Mental health advocacy is now central to her identity. “Mental health awareness has only just come to the forefront,” says Boyd. “It’s been covered in shame and stigma for so long. I have no qualms talking about it. If you had cancer, you wouldn’t be ashamed. You’d tell people, and they’d come to your aid.”
When the brother of Republic of Doyle co-star Marthe Bernard died by suicide in 2014, Boyd worked with Bernard, comedy icon Mary Walsh, and Newfoundland MLA Gerry Rogers on mental health awareness PSAs that are now shown in Newfoundland schools. “It’s broken open the conversation in Newfoundland,” says Boyd.
Don’t be fooled: Boyd isn’t all heavy conversation, all the time. She also laughs. A lot. Humour is a driving force behind The Diva Detectives, the series she’s developing with Teryl Rothery (Stargate SG-1).
Boyd first met Rothery in tap-dancing class when they were both teenagers.

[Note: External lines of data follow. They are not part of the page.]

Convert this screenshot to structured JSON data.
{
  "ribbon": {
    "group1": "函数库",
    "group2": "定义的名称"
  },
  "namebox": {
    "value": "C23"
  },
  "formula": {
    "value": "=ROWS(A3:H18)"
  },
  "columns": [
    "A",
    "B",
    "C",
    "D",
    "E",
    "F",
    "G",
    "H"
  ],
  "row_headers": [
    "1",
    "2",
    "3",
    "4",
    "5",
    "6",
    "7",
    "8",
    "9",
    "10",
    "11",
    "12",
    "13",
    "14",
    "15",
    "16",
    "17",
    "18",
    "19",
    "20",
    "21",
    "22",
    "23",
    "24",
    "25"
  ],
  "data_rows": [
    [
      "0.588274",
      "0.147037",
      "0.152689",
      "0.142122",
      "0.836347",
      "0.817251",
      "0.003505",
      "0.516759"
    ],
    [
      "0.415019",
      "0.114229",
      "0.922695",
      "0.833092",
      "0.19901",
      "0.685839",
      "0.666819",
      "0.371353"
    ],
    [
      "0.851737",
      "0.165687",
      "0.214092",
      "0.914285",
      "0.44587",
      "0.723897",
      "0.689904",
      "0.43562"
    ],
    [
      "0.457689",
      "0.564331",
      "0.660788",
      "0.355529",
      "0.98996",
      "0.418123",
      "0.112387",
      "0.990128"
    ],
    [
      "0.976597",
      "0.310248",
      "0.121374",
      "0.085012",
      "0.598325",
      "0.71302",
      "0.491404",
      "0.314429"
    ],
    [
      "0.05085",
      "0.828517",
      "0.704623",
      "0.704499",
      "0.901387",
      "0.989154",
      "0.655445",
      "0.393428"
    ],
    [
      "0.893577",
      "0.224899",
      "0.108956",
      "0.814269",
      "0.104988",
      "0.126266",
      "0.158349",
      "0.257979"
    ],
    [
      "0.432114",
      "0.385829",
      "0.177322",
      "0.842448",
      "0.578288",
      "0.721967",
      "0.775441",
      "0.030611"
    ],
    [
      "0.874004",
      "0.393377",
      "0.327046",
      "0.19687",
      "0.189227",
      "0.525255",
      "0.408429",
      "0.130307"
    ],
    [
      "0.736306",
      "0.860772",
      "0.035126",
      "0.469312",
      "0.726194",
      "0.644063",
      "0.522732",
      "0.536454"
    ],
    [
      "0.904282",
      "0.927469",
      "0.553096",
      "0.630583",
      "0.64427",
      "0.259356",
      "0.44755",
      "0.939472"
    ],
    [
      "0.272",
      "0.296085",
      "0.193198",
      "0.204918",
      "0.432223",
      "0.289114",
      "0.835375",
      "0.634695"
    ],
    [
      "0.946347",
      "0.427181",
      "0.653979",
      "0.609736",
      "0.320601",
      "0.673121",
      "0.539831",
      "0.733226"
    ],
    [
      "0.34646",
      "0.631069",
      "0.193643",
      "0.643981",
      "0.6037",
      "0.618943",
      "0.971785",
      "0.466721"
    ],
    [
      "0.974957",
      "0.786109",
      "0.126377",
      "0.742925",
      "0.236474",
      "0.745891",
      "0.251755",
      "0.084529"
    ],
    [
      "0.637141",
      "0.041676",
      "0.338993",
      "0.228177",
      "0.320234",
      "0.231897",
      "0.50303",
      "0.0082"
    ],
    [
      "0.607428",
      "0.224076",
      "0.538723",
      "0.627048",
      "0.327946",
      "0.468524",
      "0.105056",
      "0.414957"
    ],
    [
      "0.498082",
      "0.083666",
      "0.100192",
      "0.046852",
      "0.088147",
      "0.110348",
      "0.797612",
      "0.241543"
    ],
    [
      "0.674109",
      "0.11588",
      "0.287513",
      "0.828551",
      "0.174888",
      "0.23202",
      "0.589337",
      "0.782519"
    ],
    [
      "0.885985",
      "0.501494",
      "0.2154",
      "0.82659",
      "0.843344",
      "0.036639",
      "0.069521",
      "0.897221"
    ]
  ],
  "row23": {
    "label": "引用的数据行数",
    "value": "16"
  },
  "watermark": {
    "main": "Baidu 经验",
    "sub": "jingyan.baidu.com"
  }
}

The duo’s concept follows two actresses – one wildly successful (played by Rothery), one not so much (played by Boyd) – who co-starred in a buddy crime show back in the 1980s and reunite years later to fight crime in the real world.
“The first thing I want to shoot is the opening credits to the original crime show: Teryl and me with giant wigs on, running through some back alley, and then we freeze and it’s like, ‘They’re mean, they’re hot, they’re The Diva Detectives.’”